**RECORDS SUPPLIED**
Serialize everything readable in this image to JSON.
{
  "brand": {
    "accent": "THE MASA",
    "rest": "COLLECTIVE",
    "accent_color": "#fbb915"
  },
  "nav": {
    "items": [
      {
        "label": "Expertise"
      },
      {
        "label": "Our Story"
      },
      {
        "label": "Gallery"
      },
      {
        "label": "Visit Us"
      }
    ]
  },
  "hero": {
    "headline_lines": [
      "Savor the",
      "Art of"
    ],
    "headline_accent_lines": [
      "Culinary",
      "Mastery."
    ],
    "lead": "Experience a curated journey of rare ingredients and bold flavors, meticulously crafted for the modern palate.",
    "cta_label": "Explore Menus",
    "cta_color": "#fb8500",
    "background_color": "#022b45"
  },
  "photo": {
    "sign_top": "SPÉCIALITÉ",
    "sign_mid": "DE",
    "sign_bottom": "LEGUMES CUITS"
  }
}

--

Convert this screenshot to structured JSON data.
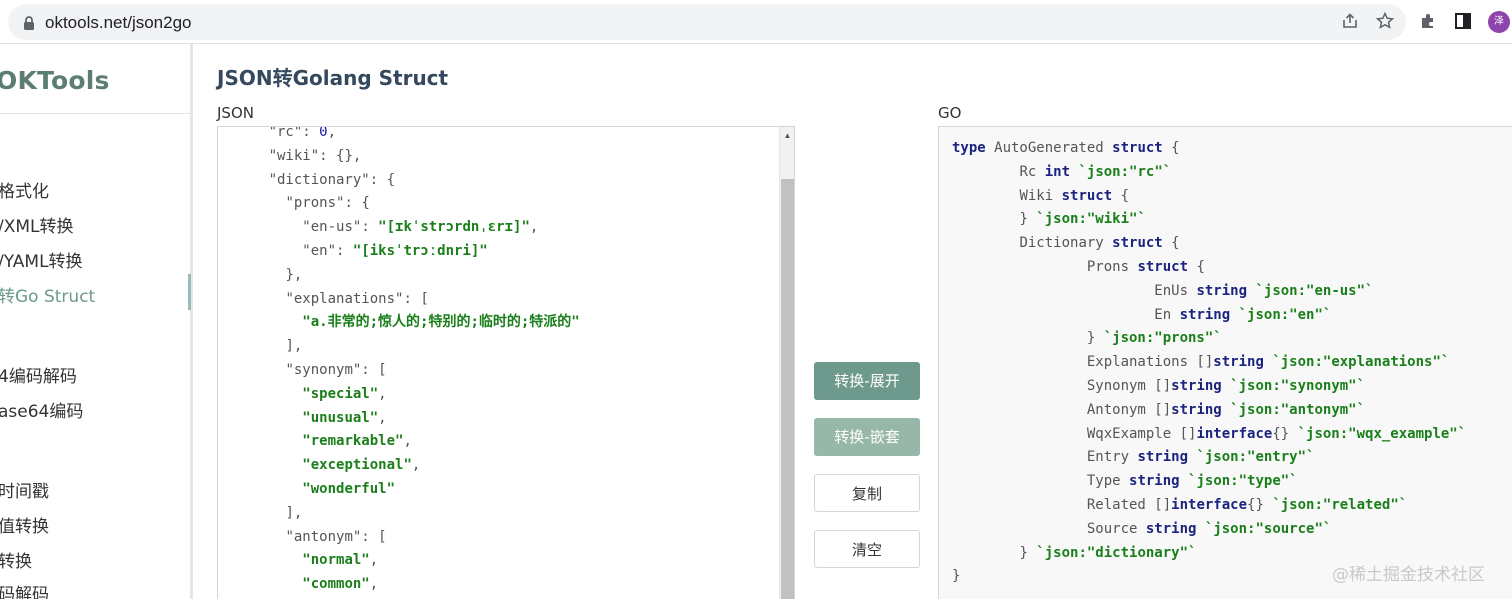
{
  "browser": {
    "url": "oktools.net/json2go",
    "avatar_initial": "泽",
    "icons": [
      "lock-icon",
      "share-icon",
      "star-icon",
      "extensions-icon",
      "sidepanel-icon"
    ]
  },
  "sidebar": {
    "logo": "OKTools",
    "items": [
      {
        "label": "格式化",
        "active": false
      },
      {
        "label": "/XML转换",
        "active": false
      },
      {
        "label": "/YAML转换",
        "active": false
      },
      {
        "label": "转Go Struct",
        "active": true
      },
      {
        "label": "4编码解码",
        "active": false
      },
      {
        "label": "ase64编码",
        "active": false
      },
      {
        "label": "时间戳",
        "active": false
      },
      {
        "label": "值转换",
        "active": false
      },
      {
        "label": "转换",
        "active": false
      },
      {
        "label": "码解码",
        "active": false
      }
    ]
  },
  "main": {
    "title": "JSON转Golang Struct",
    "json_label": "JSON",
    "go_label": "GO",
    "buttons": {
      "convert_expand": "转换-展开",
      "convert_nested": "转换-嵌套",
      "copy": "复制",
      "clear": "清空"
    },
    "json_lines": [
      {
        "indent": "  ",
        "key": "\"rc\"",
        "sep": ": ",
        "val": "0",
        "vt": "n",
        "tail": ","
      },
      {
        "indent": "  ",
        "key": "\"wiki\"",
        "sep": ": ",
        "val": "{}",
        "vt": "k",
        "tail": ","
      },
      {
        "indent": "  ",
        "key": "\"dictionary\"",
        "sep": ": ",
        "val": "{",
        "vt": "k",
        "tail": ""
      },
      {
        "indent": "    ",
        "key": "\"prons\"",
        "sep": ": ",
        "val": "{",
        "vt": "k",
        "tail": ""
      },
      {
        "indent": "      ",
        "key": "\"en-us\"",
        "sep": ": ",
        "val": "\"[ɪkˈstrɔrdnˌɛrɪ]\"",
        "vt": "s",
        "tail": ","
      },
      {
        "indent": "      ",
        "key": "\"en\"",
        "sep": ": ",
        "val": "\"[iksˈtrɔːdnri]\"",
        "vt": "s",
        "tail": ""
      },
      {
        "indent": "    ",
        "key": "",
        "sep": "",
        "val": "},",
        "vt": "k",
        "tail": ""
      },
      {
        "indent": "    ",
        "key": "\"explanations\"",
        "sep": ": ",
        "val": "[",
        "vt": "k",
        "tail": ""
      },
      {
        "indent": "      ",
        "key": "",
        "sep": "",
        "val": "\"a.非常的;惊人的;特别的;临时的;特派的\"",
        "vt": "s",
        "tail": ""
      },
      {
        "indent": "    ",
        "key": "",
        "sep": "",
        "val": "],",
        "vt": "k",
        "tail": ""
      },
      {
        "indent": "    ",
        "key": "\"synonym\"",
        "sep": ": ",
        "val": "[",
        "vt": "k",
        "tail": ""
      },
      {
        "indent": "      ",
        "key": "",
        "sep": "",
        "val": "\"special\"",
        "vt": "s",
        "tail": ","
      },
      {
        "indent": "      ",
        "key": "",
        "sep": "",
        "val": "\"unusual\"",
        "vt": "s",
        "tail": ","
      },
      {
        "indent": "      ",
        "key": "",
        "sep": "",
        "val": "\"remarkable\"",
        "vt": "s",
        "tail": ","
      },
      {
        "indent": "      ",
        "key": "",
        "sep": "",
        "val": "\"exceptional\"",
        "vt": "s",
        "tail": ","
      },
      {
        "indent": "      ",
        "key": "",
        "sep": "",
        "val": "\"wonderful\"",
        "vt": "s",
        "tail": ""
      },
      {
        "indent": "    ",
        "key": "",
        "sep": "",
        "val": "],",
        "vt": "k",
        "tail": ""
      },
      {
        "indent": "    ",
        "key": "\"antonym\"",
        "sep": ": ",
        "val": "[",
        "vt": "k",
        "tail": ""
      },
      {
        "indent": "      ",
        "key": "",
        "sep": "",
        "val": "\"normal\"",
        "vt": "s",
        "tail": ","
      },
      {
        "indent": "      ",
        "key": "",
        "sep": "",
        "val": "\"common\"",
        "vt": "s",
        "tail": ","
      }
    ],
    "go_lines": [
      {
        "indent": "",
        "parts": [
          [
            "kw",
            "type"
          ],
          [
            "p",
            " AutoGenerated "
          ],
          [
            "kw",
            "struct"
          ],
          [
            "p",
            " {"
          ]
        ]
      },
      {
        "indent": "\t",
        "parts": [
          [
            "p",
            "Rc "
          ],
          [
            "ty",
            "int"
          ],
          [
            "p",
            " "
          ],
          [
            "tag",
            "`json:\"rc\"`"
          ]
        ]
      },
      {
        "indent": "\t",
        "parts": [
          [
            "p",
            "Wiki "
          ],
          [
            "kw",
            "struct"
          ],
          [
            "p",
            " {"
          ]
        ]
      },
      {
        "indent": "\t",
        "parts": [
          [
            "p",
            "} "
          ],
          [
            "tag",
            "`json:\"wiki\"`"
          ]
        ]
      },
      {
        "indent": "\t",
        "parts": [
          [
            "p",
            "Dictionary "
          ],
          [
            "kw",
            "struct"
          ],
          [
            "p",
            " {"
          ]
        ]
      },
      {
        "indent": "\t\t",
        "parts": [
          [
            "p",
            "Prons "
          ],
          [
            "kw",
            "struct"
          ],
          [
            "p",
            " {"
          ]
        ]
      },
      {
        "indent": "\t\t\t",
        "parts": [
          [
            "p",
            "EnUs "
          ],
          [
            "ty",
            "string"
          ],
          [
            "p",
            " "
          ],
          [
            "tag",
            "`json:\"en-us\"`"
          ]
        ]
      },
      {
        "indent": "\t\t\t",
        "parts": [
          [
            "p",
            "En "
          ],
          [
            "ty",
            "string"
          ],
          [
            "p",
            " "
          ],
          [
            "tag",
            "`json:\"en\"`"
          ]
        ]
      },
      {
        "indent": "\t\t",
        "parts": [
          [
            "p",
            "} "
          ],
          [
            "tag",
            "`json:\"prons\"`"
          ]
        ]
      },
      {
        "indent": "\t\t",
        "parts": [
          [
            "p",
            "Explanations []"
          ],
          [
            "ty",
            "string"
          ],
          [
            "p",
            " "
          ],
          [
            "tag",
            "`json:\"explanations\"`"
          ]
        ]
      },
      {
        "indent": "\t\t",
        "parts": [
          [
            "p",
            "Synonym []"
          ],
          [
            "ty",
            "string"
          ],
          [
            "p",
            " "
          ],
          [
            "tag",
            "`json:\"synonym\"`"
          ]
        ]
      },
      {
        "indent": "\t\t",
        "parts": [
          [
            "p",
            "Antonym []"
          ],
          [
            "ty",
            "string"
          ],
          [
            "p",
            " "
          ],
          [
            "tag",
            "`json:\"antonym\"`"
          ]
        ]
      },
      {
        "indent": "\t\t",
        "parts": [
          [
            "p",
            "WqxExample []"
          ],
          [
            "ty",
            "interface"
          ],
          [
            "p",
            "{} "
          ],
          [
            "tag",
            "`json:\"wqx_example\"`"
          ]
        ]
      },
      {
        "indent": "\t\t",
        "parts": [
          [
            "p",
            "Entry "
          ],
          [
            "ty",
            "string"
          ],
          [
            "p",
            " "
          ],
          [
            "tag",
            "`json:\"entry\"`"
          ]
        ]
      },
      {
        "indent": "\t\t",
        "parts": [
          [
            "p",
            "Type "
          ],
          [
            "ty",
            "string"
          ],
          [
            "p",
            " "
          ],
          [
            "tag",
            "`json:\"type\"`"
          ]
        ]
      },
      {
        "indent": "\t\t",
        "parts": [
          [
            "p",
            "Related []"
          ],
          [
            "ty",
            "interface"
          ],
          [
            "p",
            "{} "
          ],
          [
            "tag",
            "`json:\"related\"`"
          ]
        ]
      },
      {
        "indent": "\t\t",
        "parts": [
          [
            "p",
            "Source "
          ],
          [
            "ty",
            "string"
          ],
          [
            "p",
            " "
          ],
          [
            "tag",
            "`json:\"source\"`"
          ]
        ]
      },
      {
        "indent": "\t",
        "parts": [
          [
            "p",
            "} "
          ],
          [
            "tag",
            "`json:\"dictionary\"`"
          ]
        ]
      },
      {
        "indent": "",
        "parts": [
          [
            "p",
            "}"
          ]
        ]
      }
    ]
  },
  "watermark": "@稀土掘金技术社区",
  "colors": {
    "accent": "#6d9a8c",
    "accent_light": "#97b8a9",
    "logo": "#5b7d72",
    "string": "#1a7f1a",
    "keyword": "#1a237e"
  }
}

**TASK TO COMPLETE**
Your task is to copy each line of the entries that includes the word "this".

**YOUR RESPONSE**
Serialize everything readable in this image to JSON.
Convert this screenshot to structured JSON data.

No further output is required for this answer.